* [What you should do]:
Copy each line below in which the word "backups" occurs.

* [Material shown]:

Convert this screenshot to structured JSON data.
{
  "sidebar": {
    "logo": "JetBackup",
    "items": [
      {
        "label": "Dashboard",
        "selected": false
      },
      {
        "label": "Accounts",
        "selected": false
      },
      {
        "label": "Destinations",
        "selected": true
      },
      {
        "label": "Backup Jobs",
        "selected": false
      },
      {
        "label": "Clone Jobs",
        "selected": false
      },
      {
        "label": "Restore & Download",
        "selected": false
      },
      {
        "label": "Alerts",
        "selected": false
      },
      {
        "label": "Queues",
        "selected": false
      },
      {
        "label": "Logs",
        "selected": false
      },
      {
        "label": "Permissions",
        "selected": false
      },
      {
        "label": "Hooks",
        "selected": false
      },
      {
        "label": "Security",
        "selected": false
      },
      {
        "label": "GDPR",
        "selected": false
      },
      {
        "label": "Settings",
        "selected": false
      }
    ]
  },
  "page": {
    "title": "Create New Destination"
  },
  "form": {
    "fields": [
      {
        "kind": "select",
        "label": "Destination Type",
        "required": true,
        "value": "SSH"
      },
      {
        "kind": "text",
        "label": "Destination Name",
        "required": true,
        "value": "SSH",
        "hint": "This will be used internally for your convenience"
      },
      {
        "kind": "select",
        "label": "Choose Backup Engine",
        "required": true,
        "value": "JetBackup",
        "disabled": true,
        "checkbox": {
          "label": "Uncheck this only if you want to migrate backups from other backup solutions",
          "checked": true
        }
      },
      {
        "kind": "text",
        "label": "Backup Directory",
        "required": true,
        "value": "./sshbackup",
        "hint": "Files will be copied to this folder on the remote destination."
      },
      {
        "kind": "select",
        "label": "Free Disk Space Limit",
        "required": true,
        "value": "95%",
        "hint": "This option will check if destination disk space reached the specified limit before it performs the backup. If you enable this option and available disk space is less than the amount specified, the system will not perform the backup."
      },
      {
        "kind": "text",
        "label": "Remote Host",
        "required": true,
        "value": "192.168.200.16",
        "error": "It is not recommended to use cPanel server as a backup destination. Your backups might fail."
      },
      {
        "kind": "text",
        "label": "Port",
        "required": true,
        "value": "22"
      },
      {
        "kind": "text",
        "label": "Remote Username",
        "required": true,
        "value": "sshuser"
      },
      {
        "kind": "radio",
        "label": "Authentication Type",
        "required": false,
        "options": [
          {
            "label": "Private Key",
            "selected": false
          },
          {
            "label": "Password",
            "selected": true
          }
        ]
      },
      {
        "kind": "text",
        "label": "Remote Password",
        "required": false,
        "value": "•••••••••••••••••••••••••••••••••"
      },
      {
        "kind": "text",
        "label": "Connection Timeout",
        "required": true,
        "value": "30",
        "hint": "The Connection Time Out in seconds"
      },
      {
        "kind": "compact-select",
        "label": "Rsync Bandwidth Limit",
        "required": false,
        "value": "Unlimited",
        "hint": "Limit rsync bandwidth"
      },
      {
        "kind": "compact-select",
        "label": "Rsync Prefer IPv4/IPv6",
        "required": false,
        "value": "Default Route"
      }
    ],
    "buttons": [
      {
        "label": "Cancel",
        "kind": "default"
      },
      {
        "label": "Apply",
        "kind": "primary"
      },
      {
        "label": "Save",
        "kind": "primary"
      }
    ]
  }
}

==

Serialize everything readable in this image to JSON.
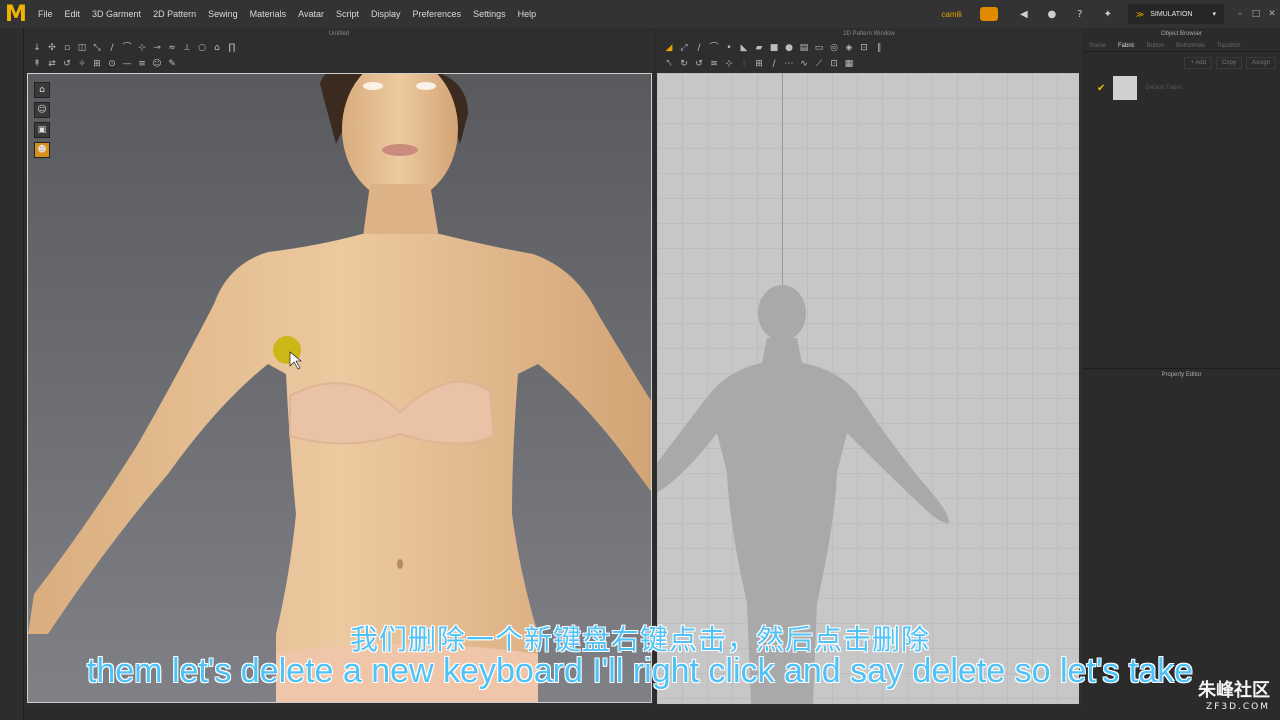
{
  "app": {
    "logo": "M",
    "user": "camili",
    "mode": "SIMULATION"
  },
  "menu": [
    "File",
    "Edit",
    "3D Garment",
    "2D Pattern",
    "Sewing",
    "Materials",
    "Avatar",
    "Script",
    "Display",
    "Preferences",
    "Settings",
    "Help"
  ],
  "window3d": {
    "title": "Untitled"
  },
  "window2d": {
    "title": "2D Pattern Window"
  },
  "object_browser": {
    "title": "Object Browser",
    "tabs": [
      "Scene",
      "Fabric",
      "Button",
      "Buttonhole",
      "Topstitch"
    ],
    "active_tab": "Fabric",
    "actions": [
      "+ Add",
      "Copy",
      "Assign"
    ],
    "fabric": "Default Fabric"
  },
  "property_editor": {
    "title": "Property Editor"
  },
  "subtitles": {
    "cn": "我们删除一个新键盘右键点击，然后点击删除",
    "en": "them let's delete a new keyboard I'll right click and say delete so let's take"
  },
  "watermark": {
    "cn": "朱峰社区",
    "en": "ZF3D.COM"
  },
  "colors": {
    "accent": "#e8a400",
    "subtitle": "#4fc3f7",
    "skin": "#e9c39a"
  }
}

* [Task answer]:
          "label": "Uncheck this only if you want to migrate backups from other backup solutions",
        "error": "It is not recommended to use cPanel server as a backup destination. Your backups might fail."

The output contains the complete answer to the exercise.